    Railway noise barrier constructions are subjected to high aerodynamic loads during the train passages, and the knowledge of their actual structural condition is relevant to assure safety for railway users and to create a basis for forecasting. This paper deals with deterministic and probabilistic approaches for the condition assessment and prediction of the remaining lifetime of railway noise barriers that are embedded in a safety concept that takes into account the damage consequence classes. These approaches are combined into a holistic assessment concept, in other words, a progressive four-stage model in which the information content increases with each model stage and thus successively increases the accuracy of the determined structural conditions at the time of observation and the forecast of the remaining service life of the structure. The analytical methods used in the first stage of the developed holistic framework are based on common static calculations used in engineering practice and, together with expert knowledge and large-scale fatigue test results of noise barrier constructions, form the basis for the subsequent stages. In the second stage of the data-driven condition assessment and life cycle analysis approach, linking routines are implemented that combine the condition assessments from the visual inspections with the additional information from temporary or permanent monitoring systems with the analytical methods.
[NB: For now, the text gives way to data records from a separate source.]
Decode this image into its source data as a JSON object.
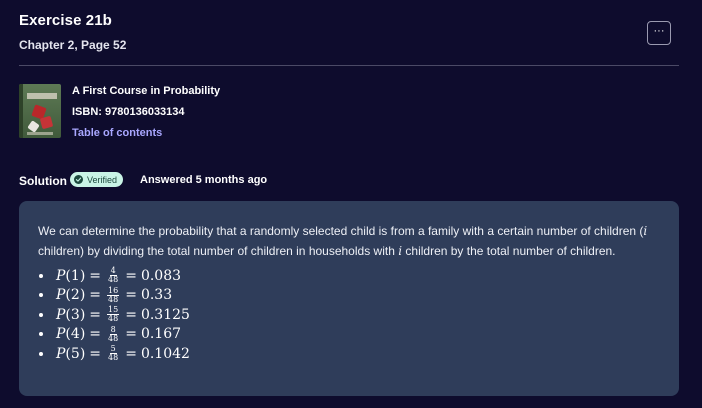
{
  "header": {
    "title": "Exercise 21b",
    "subtitle": "Chapter 2, Page 52",
    "more_label": "···"
  },
  "book": {
    "title": "A First Course in Probability",
    "isbn": "ISBN: 9780136033134",
    "toc_label": "Table of contents"
  },
  "solution": {
    "label": "Solution",
    "badge": "Verified",
    "answered": "Answered 5 months ago",
    "text_part1": "We can determine the probability that a randomly selected child is from a family with a certain number of children (",
    "var_i": "i",
    "text_part2": " children) by dividing the total number of children in households with ",
    "text_part3": " children by the total number of children.",
    "items": [
      {
        "lhs_fn": "P",
        "arg": "1",
        "num": "4",
        "den": "48",
        "result": "0.083"
      },
      {
        "lhs_fn": "P",
        "arg": "2",
        "num": "16",
        "den": "48",
        "result": "0.33"
      },
      {
        "lhs_fn": "P",
        "arg": "3",
        "num": "15",
        "den": "48",
        "result": "0.3125"
      },
      {
        "lhs_fn": "P",
        "arg": "4",
        "num": "8",
        "den": "48",
        "result": "0.167"
      },
      {
        "lhs_fn": "P",
        "arg": "5",
        "num": "5",
        "den": "48",
        "result": "0.1042"
      }
    ]
  },
  "colors": {
    "background": "#0e0c2d",
    "card": "#2f3d5a",
    "link": "#a9a7ff",
    "badge_bg": "#c9f4e6",
    "badge_fg": "#1c4a3e"
  },
  "icons": {
    "more": "more-options-icon",
    "verified": "check-circle-icon",
    "cover": "book-cover-image"
  }
}
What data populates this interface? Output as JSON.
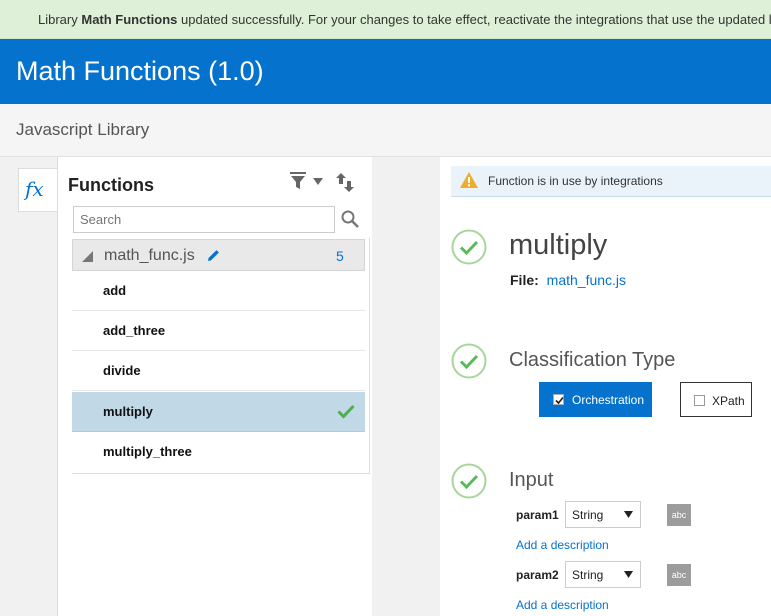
{
  "banner": {
    "prefix": "Library ",
    "library_name": "Math Functions",
    "suffix": " updated successfully. For your changes to take effect, reactivate the integrations that use the updated library."
  },
  "header": {
    "title": "Math Functions (1.0)"
  },
  "subheader": {
    "type_label": "Javascript Library"
  },
  "fx_tab": {
    "label": "fx"
  },
  "functions_panel": {
    "title": "Functions",
    "search_placeholder": "Search",
    "group": {
      "name": "math_func.js",
      "count": "5"
    },
    "items": [
      {
        "name": "add",
        "selected": false
      },
      {
        "name": "add_three",
        "selected": false
      },
      {
        "name": "divide",
        "selected": false
      },
      {
        "name": "multiply",
        "selected": true
      },
      {
        "name": "multiply_three",
        "selected": false
      }
    ]
  },
  "detail": {
    "warning": "Function is in use by integrations",
    "function_name": "multiply",
    "file_label": "File:",
    "file_value": "math_func.js",
    "classification": {
      "title": "Classification Type",
      "options": [
        {
          "label": "Orchestration",
          "checked": true
        },
        {
          "label": "XPath",
          "checked": false
        }
      ]
    },
    "input": {
      "title": "Input",
      "params": [
        {
          "name": "param1",
          "type": "String",
          "badge": "abc",
          "add_description": "Add a description"
        },
        {
          "name": "param2",
          "type": "String",
          "badge": "abc",
          "add_description": "Add a description"
        }
      ]
    }
  },
  "colors": {
    "brand_blue": "#0572ce",
    "success_bg": "#dff0d8",
    "success_green": "#5cb85c",
    "selected_row": "#c1d8e6",
    "warning_yellow": "#f0ad2c"
  }
}
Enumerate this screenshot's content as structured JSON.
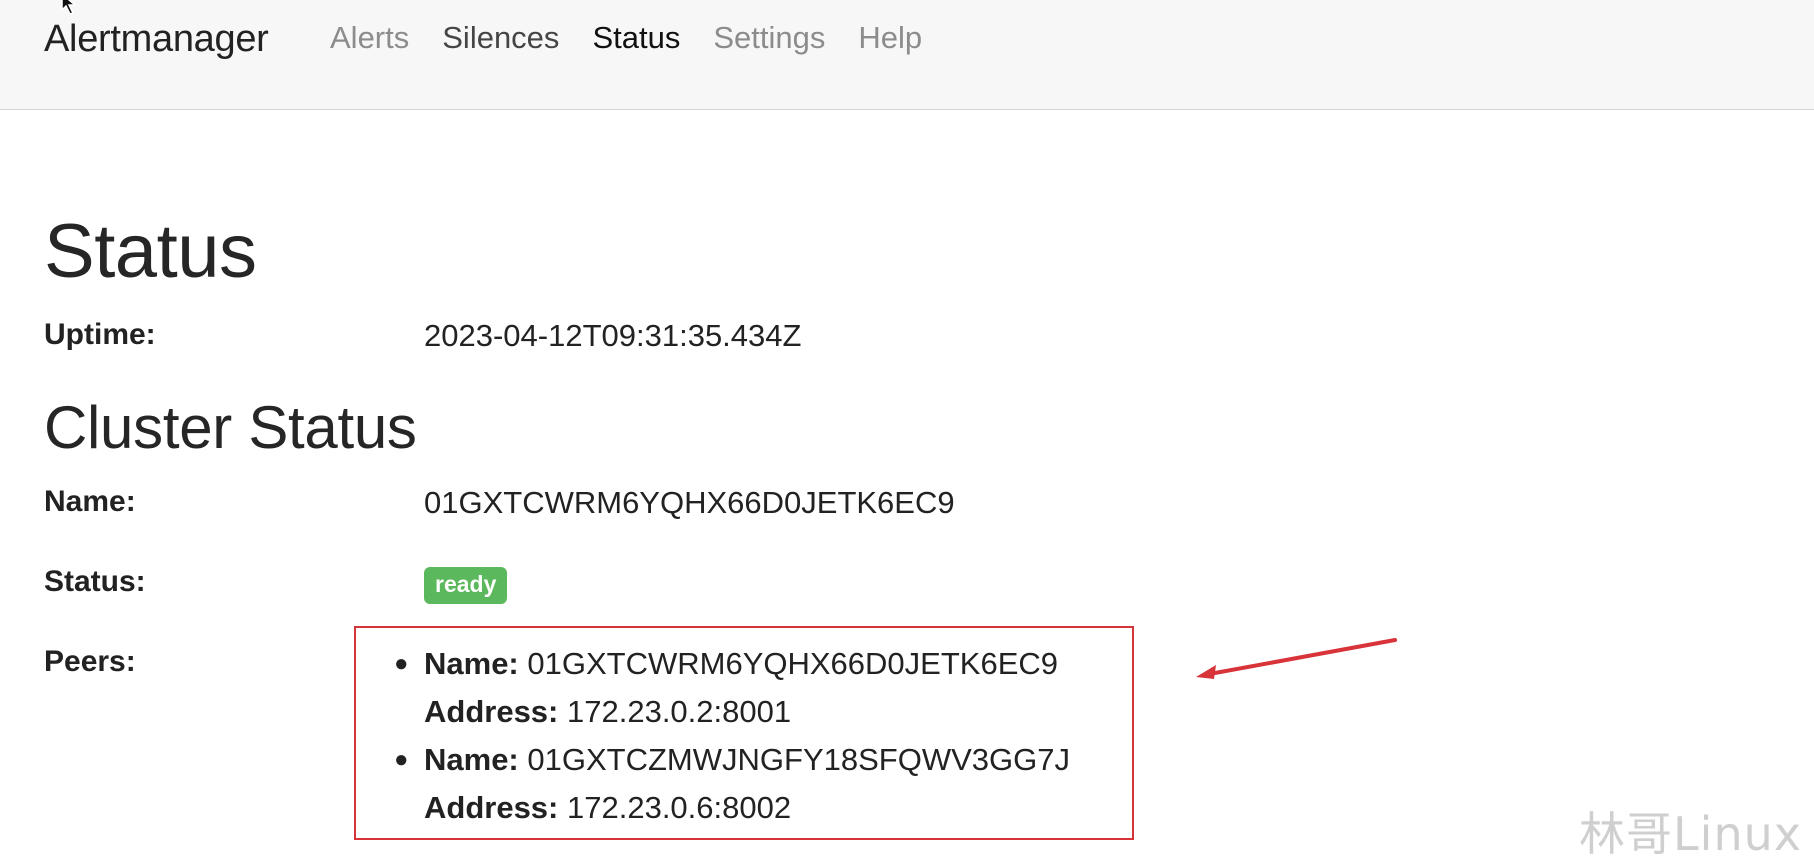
{
  "nav": {
    "brand": "Alertmanager",
    "links": [
      {
        "label": "Alerts"
      },
      {
        "label": "Silences"
      },
      {
        "label": "Status"
      },
      {
        "label": "Settings"
      },
      {
        "label": "Help"
      }
    ],
    "active": "Status"
  },
  "status": {
    "title": "Status",
    "uptime_label": "Uptime:",
    "uptime_value": "2023-04-12T09:31:35.434Z"
  },
  "cluster": {
    "title": "Cluster Status",
    "name_label": "Name:",
    "name_value": "01GXTCWRM6YQHX66D0JETK6EC9",
    "status_label": "Status:",
    "status_badge": "ready",
    "peers_label": "Peers:",
    "peers": [
      {
        "name_label": "Name:",
        "name": "01GXTCWRM6YQHX66D0JETK6EC9",
        "address_label": "Address:",
        "address": "172.23.0.2:8001"
      },
      {
        "name_label": "Name:",
        "name": "01GXTCZMWJNGFY18SFQWV3GG7J",
        "address_label": "Address:",
        "address": "172.23.0.6:8002"
      }
    ]
  },
  "annotation": {
    "highlight_color": "#d9333a",
    "arrow_color": "#d9333a"
  },
  "colors": {
    "badge_ready": "#5cb85c",
    "navbar_bg": "#f7f7f7"
  },
  "watermark": "林哥Linux"
}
With the application of numerical finite element methods for the development of a digital twin of the noise barrier in the third stage and the probabilistic approaches in the fourth stage, a maximum determination accuracy of the noise barrier condition at the time of observation and prediction accuracy of the remaining service life is achieved. The data-driven condition assessment and life cycle analysis approach enables infrastructure operators to plan their future investments more economically regarding the maintenance, retrofitting, or new construction of railway noise barriers. Ultimately, the aim is to integrate the presented four-stage holistic assessment concept into the specific maintenance and repair planning of infrastructure operators for aerodynamically loaded railway noise barrier constructions.